Records to use >>
-*-*-
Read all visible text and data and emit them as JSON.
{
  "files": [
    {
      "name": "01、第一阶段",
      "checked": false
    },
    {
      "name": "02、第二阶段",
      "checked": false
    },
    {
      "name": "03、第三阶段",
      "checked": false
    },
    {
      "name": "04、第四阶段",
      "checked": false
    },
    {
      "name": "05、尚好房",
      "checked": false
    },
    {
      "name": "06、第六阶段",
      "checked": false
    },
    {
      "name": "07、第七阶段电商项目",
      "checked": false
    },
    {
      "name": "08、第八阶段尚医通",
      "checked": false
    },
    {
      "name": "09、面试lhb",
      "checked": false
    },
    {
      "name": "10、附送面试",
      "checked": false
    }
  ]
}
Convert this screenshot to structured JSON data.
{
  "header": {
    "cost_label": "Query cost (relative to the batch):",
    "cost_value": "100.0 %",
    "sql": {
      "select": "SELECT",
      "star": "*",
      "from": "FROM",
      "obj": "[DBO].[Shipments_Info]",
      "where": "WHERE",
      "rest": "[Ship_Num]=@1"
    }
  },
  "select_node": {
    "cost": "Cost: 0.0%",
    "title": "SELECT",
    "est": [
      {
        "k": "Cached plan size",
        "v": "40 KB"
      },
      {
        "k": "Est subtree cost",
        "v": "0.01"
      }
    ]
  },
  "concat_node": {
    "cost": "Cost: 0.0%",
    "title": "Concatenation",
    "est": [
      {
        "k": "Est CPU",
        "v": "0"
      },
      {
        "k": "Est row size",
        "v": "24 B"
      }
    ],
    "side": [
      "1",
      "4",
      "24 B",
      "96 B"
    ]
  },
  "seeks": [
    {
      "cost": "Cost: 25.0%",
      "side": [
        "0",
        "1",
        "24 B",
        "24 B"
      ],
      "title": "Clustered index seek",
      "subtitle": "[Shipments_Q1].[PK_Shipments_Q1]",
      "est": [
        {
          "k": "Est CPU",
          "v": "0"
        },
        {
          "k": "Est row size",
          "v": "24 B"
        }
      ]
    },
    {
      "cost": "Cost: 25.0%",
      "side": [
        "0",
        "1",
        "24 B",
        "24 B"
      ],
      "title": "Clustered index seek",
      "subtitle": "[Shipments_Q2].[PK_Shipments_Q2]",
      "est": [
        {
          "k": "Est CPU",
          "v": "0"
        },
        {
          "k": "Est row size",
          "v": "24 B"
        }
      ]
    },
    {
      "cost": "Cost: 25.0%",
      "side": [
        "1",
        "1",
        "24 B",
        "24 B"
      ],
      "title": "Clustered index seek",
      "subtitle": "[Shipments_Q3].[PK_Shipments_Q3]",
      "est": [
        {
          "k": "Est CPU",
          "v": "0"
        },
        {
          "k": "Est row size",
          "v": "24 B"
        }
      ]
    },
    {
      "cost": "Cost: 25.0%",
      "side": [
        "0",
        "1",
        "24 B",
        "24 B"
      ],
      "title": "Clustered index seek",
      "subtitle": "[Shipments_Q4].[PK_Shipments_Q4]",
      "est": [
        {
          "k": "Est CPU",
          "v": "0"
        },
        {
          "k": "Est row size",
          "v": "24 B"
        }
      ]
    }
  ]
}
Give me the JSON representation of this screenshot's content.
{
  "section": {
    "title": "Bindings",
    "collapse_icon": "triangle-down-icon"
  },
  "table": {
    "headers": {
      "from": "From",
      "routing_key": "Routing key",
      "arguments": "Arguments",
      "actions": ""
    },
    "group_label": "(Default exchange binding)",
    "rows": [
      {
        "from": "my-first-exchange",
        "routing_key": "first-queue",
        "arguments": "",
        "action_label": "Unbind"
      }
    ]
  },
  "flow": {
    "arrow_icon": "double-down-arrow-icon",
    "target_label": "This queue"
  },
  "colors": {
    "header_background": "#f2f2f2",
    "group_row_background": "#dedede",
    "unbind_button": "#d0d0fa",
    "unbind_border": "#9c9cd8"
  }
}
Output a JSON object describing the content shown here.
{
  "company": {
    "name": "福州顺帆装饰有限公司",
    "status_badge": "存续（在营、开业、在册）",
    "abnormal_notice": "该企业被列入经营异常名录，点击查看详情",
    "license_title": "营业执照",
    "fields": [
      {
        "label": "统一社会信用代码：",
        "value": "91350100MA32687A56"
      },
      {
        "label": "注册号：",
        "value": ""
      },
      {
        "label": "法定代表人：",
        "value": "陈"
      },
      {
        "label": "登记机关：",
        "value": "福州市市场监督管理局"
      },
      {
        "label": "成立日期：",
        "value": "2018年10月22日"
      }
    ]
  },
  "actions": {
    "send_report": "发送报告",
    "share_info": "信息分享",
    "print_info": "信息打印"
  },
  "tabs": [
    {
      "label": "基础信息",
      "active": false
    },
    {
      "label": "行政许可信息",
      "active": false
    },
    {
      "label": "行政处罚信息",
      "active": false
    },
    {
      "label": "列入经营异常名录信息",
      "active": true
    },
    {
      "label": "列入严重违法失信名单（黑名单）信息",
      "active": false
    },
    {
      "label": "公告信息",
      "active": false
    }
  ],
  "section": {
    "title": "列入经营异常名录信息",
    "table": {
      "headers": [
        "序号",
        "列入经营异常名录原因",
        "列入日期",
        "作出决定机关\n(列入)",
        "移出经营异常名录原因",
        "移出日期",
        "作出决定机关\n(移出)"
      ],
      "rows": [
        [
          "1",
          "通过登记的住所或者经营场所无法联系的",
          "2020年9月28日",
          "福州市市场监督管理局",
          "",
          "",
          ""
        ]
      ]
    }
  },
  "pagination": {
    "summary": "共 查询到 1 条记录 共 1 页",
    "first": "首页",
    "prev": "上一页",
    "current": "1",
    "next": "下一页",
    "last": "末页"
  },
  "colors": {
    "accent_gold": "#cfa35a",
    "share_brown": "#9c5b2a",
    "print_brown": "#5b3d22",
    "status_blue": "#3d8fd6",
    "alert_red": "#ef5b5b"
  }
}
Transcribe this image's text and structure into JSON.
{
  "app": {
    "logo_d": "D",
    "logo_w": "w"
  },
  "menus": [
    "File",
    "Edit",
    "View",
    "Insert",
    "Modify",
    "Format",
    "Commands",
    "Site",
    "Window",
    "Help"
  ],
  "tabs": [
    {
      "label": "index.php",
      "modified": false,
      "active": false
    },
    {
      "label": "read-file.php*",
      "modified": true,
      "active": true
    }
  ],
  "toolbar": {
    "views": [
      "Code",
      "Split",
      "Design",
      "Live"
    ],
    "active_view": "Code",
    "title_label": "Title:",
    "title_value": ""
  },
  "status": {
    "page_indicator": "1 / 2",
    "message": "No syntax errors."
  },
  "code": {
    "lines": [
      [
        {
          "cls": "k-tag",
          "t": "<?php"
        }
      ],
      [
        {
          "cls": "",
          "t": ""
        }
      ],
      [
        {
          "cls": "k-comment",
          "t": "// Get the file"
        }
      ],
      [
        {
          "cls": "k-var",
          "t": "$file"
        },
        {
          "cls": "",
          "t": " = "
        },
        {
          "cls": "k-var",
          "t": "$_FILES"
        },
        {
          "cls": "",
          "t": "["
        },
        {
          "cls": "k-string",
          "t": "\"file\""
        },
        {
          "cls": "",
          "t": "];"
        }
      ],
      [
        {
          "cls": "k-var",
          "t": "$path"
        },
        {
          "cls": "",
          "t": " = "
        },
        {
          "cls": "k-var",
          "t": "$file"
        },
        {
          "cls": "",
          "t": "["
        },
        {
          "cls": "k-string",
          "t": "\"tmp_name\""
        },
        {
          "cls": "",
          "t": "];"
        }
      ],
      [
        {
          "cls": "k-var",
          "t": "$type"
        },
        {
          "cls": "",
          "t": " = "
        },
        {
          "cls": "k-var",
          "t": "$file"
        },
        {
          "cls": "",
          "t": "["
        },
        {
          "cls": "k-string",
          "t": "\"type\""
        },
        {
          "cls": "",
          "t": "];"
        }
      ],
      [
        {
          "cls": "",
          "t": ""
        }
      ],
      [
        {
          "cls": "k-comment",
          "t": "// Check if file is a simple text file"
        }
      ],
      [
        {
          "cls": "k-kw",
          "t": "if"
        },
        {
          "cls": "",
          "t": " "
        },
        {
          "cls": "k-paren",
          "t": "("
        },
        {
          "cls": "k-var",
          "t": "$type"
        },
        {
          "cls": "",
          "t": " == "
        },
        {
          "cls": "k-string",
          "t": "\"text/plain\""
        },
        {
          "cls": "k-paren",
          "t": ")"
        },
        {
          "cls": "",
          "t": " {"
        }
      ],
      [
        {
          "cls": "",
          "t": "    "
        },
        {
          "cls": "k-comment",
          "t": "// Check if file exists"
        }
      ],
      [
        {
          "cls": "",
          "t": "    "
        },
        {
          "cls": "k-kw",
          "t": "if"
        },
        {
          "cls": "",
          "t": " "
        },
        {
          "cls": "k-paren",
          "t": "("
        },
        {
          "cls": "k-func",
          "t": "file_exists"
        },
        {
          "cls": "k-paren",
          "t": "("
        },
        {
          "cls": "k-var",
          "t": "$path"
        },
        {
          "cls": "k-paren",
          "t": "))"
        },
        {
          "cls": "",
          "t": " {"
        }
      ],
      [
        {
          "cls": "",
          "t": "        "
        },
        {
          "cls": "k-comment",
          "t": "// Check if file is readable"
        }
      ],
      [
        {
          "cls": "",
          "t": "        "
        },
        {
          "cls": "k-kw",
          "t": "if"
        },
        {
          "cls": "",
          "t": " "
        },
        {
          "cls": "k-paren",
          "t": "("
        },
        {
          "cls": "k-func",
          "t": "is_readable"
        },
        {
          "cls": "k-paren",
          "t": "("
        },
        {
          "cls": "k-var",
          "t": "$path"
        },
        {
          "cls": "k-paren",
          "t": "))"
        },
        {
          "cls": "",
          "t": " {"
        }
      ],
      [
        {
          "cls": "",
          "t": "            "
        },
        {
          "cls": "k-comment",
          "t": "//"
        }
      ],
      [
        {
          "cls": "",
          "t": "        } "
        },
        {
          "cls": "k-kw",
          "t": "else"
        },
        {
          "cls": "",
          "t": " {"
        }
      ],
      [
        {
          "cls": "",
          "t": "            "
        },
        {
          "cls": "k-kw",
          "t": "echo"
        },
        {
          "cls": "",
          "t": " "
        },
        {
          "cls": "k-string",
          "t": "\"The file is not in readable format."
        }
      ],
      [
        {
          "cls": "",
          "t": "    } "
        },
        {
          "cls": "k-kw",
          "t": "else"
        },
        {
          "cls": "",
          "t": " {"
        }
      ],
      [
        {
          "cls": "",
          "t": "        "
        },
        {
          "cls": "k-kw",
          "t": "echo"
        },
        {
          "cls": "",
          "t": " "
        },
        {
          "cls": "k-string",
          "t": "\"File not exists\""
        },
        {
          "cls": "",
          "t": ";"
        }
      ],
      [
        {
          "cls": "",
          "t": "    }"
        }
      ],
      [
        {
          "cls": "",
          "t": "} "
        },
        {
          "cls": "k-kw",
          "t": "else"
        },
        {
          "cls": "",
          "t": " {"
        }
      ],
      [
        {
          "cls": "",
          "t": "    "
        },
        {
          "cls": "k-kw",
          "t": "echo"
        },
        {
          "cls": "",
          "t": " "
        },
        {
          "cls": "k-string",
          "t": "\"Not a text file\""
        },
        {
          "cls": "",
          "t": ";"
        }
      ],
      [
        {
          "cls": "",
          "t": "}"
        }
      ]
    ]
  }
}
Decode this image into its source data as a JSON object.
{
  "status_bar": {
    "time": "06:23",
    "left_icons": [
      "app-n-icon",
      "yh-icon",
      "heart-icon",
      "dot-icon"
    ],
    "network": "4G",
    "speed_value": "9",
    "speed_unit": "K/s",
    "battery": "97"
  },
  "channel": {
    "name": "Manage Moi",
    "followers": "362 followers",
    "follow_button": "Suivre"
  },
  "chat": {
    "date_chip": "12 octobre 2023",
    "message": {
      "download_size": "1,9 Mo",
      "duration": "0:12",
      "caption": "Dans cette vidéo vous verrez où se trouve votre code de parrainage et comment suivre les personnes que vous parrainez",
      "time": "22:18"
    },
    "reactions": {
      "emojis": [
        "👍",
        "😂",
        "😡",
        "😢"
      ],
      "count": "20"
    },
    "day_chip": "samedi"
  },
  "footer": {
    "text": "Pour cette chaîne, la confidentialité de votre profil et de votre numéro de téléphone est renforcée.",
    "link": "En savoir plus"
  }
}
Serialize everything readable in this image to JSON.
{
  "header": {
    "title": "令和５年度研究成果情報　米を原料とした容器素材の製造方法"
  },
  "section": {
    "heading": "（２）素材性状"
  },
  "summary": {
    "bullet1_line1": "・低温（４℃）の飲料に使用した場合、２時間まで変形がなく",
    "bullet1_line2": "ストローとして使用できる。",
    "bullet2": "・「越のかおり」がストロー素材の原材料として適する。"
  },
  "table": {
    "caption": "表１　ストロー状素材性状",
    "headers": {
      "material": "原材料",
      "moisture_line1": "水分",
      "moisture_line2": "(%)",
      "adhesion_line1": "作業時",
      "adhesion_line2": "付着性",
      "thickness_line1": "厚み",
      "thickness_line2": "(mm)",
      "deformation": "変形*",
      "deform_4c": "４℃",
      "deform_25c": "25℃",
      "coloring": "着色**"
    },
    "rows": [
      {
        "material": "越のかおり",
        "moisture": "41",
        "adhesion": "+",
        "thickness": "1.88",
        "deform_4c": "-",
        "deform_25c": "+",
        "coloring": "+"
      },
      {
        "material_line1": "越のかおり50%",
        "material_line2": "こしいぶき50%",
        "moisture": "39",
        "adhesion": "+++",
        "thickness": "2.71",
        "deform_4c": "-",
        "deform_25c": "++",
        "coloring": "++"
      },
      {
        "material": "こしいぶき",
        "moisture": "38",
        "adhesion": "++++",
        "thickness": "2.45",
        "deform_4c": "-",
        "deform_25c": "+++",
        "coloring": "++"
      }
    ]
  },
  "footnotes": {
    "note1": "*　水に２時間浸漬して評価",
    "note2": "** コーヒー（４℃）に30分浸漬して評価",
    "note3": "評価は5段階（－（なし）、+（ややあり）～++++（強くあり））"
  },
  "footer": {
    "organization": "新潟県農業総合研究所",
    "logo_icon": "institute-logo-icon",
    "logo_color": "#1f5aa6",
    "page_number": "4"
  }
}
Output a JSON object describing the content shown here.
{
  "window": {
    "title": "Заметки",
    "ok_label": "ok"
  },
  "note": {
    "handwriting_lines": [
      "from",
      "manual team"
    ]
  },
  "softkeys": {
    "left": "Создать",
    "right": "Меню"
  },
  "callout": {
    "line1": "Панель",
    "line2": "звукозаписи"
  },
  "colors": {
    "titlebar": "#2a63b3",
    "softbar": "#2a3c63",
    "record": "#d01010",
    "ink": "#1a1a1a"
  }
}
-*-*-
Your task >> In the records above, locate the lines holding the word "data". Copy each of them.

Response to this exercise >>
Read all visible text and data and emit them as JSON.
Convert this screenshot to structured JSON data.
Decode this image into its source data as a JSON object.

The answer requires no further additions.